This isn’t something I state lightly. The dynamic persists to this day far more widely than any of us would like to believe, and it creates circumstances in which women are more likely to be victimized because they lack a means of escape. When your husband or boyfriend is the sole breadwinner, you are gambling with your independence, your livelihood, and potentially even your life. When you are financially dependent on someone else, it becomes far harder to walk away. Should your partner become abusive, it makes leaving the relationship that much more difficult. And that is incredibly dangerous, deadly even.
That’s a scenario that ought to be cause for genuine concern for all women—that the price of giving up your financial independence could be far more than you bargained for. So think hard about what you're willing to risk. As infallible as any relationship may seem, how much of yourself are you willing to bet on it? More than a generation of young women have grown up relatively removed from what it was like to have so few choices because we’ve always worked, always had a means to support ourselves. Many young women haven’t felt as tethered to the home as much as they’ve felt beaten down by the unrelenting capitalist drive to be productive. There’s something empowering in prioritizing the things you actually want to do over a job, a boss, or the idea that your value lies in your work. And there is of course peace to be found in slowing things down. I do get that. But at the expense of your financial independence, I’d argue that the price is needlessly too high. 
This isn’t an argument against choosing the life you want to lead, but for doing so with open eyes—and a plan. Build up personal savings. Keep your resume up to date. Be able to leave the moment you need to leave. It’s for your own safety, and if you don’t believe me—ask your grandmother; she’ll tell you the same thing.

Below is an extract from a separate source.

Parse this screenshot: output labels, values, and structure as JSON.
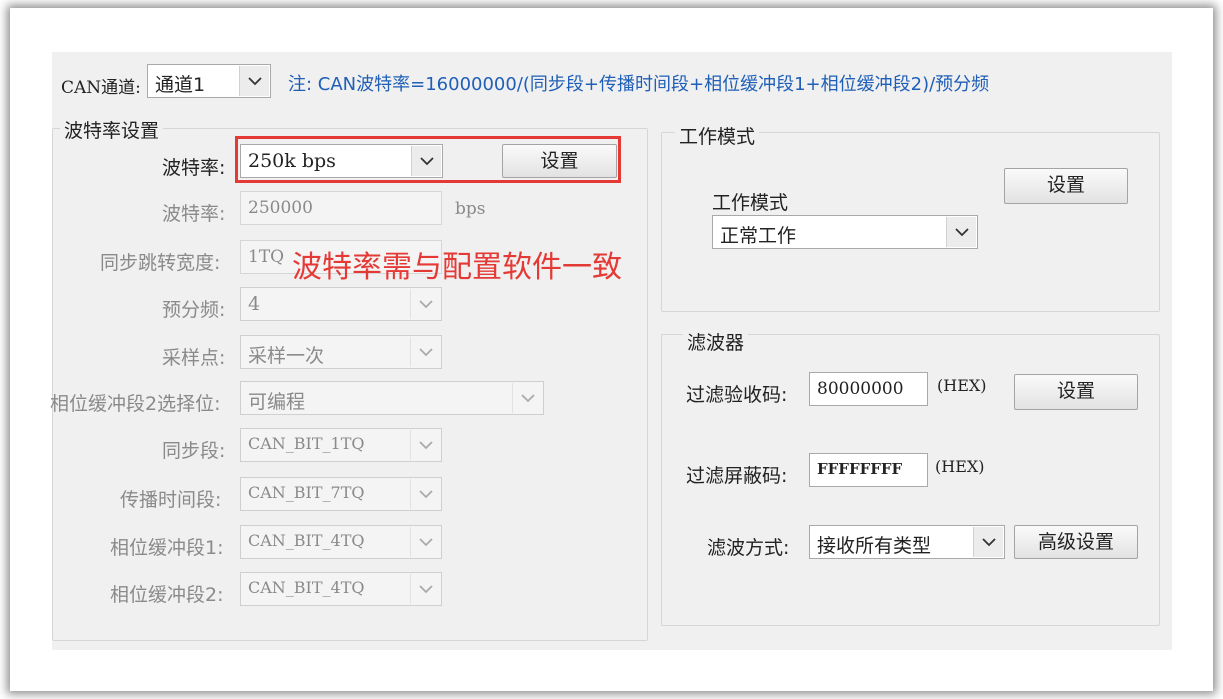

But perhaps, as I firmly believe, there is a middle ground for those who want it, a balance that lies between relentless hustle culture and financial dependence. What that may look like is as limitless as you are. Entrepreneurialism, through which you can carve out a path toward economic independence on your own terms, is equally limitless, and I’d say the same thing to those who want to pursue the stay-at-home lifestyle as I would to any young woman launching her career: know your value and demand no less. If your job is to support your partner who works outside of the home, then you should be fairly compensated for it. It is, after all, work—work that would otherwise have to be carried out by someone else. At the outset, and before walking away from a traditional job, create a plan that outlines how much you will be compensated and how you will be paid (and keep a separate bank account that only you have control over). Make sure your partner is on the same page. This will allow you to support your partner without sacrificing your financial independence and safety. Traditionally viewed as “women’s work,” cooking, cleaning, and childcare are all vital work that have been far too undervalued for far too long. With a little entrepreneurial spirit, perhaps you can be the ones to change that.


Liz Elting